Forget about remembering to take a contraceptive pill. In just a few years, keeping track of your remote control may be as essential to family planning as it is to watching TV.
MicroCHIPS, a small, Massachusetts company with backing from Bill Gates plans to bring an implantable contraceptive chip that can be turned on or off via remote control to market as early as 2018. According to MIT Technology Review, the device can be implanted under the skin, and it “dispenses 30 micrograms a day of levonorgestrel, a hormone already used in several kinds of contraceptives. Sixteen years’ worth of the hormone fits in tiny reservoirs on a microchip 1.5 centimeters wide inside the device. Passing an electric current through the seal from an internal battery melts it temporarily, allowing a small dose of the hormone to diffuse out each day.”
That means it outlasts all other forms of hormonal birth control, and unlike other implantable forms of contraception, the patient does not need a medical procedure to deactivate it. But while a clinician may not be needed to turn it on or off, its reliance on wireless technology makes it vulnerable to being turned on or off by someone with questionable motives.
No doubt, the makers will come up with an encryption mechanism to prevent the device from being activated without the woman’s consent, but if another party manages to break the encryption, the woman would be the last to know the chip has been hacked. And, a religion-backed government or any repressive government may seize the opportunity to impose its will on its womens’ reproductivity or population size.
The article does point to the promise of implant-based contraception being used in rural, third-world regions where the application can address a severe problem. But since wireless encryption methods can be cracked, a non-wireless security mechanism must be part of the chip before it goes to market.

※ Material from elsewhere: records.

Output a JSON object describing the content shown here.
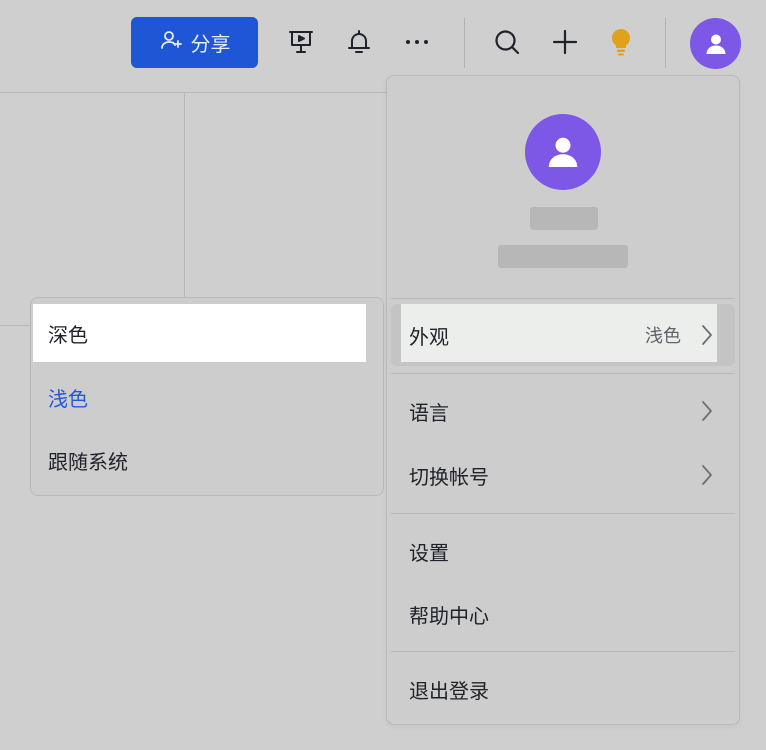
{
  "toolbar": {
    "share_label": "分享",
    "icons": [
      "present-icon",
      "bell-icon",
      "more-icon",
      "search-icon",
      "plus-icon",
      "lightbulb-icon"
    ],
    "accent_color": "#1f56d6",
    "avatar_color": "#7d57e6",
    "bulb_color": "#e0a21a"
  },
  "account_menu": {
    "items": [
      {
        "label": "外观",
        "value": "浅色",
        "has_arrow": true
      },
      {
        "label": "语言",
        "has_arrow": true
      },
      {
        "label": "切换帐号",
        "has_arrow": true
      },
      {
        "label": "设置"
      },
      {
        "label": "帮助中心"
      },
      {
        "label": "退出登录"
      }
    ]
  },
  "appearance_menu": {
    "options": [
      {
        "label": "深色",
        "state": "hovered"
      },
      {
        "label": "浅色",
        "state": "selected"
      },
      {
        "label": "跟随系统",
        "state": "normal"
      }
    ],
    "selected_color": "#2457d6"
  }
}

Otherwise, remote control contraception is a promising technology that – like all forms of contraception – brings risks. We may have to add hacking to the list.